**TO DO:**
Write down nothing except how many lines in the entries contain "true".

(Page and application data records)
■ ■ ■ ■ ■

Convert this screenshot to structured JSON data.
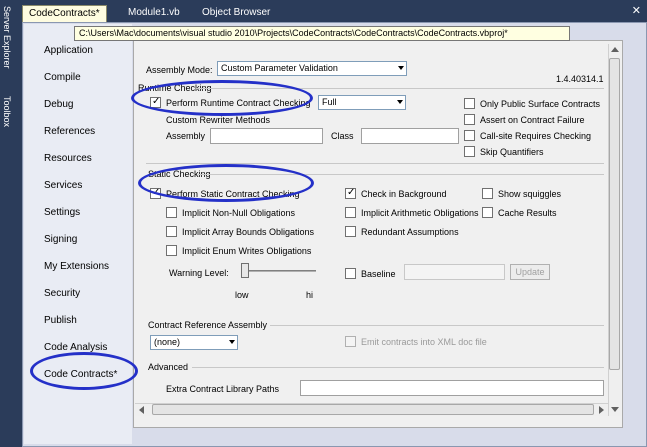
{
  "tabs": [
    {
      "label": "CodeContracts*",
      "active": true
    },
    {
      "label": "Module1.vb",
      "active": false
    },
    {
      "label": "Object Browser",
      "active": false
    }
  ],
  "side_toolbars": {
    "server_explorer": "Server Explorer",
    "toolbox": "Toolbox"
  },
  "tooltip": "C:\\Users\\Mac\\documents\\visual studio 2010\\Projects\\CodeContracts\\CodeContracts\\CodeContracts.vbproj*",
  "nav": [
    "Application",
    "Compile",
    "Debug",
    "References",
    "Resources",
    "Services",
    "Settings",
    "Signing",
    "My Extensions",
    "Security",
    "Publish",
    "Code Analysis",
    "Code Contracts*"
  ],
  "assembly_mode": {
    "label": "Assembly Mode:",
    "value": "Custom Parameter Validation"
  },
  "version": "1.4.40314.1",
  "runtime": {
    "header": "Runtime Checking",
    "perform_label": "Perform Runtime Contract Checking",
    "perform_checked": true,
    "level": "Full",
    "rewriter_header": "Custom Rewriter Methods",
    "assembly_label": "Assembly",
    "class_label": "Class",
    "options": [
      {
        "label": "Only Public Surface Contracts",
        "checked": false
      },
      {
        "label": "Assert on Contract Failure",
        "checked": false
      },
      {
        "label": "Call-site Requires Checking",
        "checked": false
      },
      {
        "label": "Skip Quantifiers",
        "checked": false
      }
    ]
  },
  "static": {
    "header": "Static Checking",
    "perform_label": "Perform Static Contract Checking",
    "perform_checked": true,
    "check_background": {
      "label": "Check in Background",
      "checked": true
    },
    "show_squiggles": {
      "label": "Show squiggles",
      "checked": false
    },
    "cache_results": {
      "label": "Cache Results",
      "checked": false
    },
    "implicit_non_null": {
      "label": "Implicit Non-Null Obligations",
      "checked": false
    },
    "implicit_arithmetic": {
      "label": "Implicit Arithmetic Obligations",
      "checked": false
    },
    "implicit_array_bounds": {
      "label": "Implicit Array Bounds Obligations",
      "checked": false
    },
    "redundant_assumptions": {
      "label": "Redundant Assumptions",
      "checked": false
    },
    "implicit_enum": {
      "label": "Implicit Enum Writes Obligations",
      "checked": false
    },
    "warning_level_label": "Warning Level:",
    "warning_level": 0,
    "low_label": "low",
    "hi_label": "hi",
    "baseline": {
      "label": "Baseline",
      "checked": false
    },
    "update_label": "Update"
  },
  "reference_assembly": {
    "header": "Contract Reference Assembly",
    "value": "(none)",
    "emit_xml_label": "Emit contracts into XML doc file"
  },
  "advanced": {
    "header": "Advanced",
    "extra_paths_label": "Extra Contract Library Paths"
  },
  "colors": {
    "highlight_ellipse": "#2430c8",
    "tab_background": "#2b3c5a",
    "tooltip_background": "#ffffe1"
  }
}
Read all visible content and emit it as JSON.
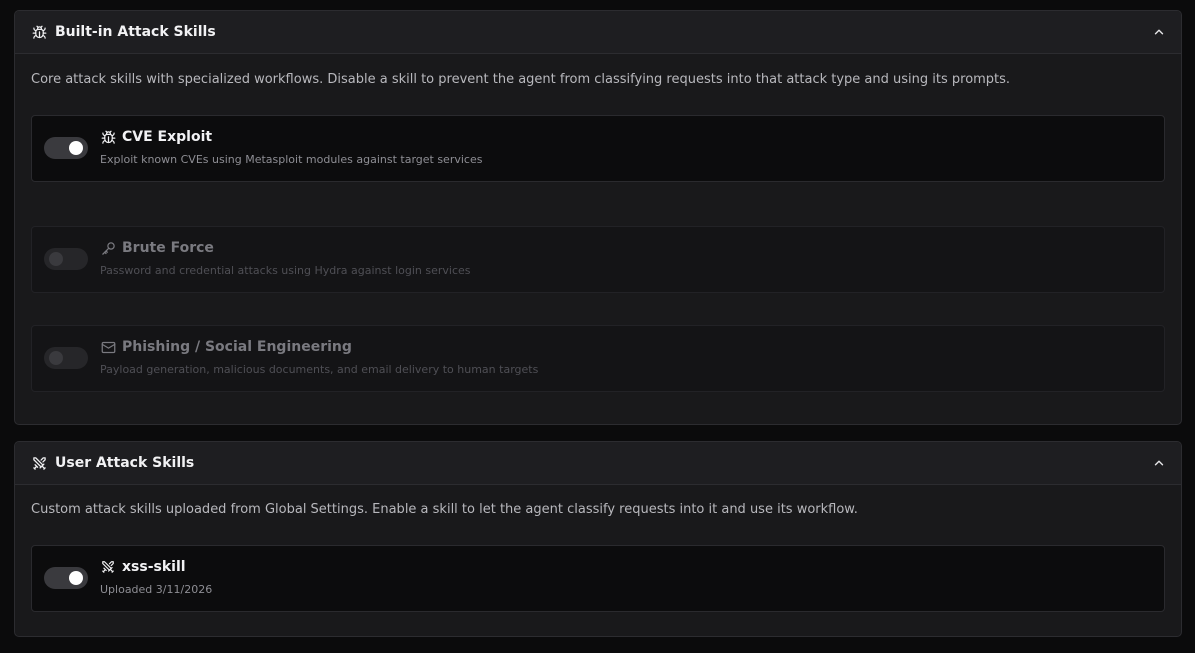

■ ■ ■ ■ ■

**ANSWER SPACE:**
4